[Excerpted records]

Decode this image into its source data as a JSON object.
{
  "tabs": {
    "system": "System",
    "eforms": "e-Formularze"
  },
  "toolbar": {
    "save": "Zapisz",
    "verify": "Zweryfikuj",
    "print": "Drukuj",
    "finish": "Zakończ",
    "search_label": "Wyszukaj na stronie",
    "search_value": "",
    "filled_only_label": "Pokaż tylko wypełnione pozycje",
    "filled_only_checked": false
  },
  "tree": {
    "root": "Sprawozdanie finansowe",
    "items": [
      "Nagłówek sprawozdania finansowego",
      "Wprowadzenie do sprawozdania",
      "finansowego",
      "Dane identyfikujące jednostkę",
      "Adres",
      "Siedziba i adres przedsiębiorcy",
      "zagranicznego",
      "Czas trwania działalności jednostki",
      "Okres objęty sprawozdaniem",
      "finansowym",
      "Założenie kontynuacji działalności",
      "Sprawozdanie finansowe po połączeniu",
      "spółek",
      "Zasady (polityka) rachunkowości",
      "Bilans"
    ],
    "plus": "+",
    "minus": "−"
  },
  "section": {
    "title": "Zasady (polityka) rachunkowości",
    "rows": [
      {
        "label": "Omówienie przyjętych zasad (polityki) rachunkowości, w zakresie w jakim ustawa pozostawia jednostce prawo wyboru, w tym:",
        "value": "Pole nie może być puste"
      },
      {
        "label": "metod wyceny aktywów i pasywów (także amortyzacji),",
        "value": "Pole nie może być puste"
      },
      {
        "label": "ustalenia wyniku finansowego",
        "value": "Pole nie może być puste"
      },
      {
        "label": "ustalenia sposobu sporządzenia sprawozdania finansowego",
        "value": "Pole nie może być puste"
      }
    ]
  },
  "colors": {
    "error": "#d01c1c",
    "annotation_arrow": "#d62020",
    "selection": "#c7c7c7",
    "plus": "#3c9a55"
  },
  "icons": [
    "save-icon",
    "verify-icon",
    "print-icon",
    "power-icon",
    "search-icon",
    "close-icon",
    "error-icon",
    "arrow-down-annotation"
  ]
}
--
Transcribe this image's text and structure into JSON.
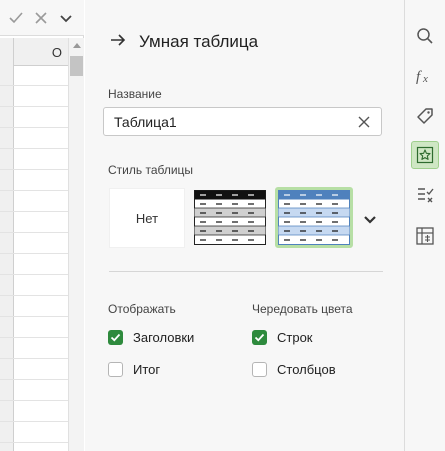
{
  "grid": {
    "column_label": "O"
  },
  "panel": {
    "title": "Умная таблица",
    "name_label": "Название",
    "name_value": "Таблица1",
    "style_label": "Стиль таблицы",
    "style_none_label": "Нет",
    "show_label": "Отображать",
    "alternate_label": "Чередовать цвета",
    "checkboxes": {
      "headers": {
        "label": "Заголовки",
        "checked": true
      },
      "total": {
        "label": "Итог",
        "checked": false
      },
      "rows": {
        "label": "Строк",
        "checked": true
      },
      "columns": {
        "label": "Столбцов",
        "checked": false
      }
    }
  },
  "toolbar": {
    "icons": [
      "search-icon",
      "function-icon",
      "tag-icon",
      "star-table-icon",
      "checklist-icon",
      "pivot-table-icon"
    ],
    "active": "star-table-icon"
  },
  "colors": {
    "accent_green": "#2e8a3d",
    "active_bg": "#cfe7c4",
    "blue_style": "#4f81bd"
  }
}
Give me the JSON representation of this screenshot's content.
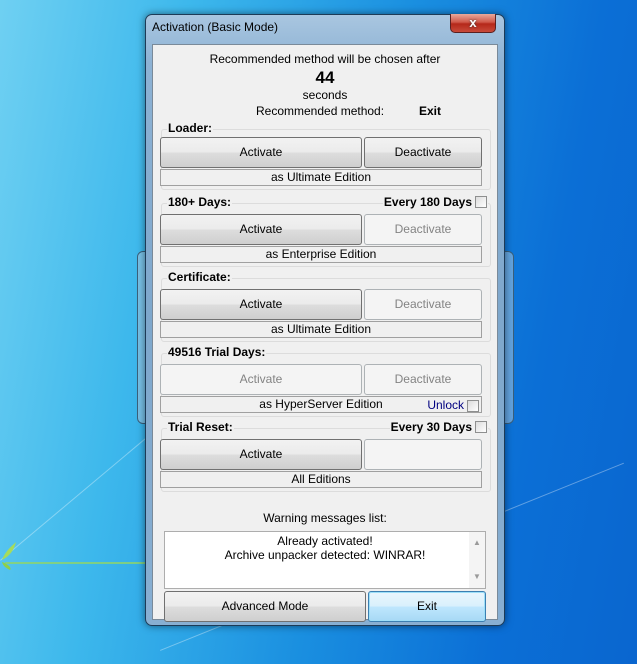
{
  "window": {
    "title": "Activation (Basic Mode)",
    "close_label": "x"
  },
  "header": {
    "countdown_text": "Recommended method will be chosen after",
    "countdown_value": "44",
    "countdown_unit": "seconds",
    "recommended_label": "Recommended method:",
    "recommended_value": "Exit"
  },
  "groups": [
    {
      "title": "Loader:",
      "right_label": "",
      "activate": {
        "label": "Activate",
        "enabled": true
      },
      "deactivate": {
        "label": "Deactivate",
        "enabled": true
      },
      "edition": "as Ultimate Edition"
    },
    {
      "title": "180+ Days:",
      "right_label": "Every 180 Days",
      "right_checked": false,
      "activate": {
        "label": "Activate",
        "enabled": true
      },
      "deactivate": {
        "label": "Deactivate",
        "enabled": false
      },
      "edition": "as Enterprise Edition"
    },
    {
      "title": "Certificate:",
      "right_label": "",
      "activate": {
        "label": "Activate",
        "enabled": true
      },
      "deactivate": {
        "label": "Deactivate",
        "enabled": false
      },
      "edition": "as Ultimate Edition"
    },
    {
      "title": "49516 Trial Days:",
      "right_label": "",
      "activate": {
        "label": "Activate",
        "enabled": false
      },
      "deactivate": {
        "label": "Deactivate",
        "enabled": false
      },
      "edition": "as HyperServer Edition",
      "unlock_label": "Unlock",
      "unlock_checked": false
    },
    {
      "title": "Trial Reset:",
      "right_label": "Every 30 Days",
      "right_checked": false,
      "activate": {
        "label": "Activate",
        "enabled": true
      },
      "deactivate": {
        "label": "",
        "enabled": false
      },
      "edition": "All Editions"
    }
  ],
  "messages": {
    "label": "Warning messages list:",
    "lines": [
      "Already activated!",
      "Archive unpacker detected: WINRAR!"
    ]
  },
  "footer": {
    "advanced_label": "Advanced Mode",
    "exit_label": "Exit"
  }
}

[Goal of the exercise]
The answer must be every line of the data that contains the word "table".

[Response below]
      "star-table-icon",
      "pivot-table-icon"
    "active": "star-table-icon"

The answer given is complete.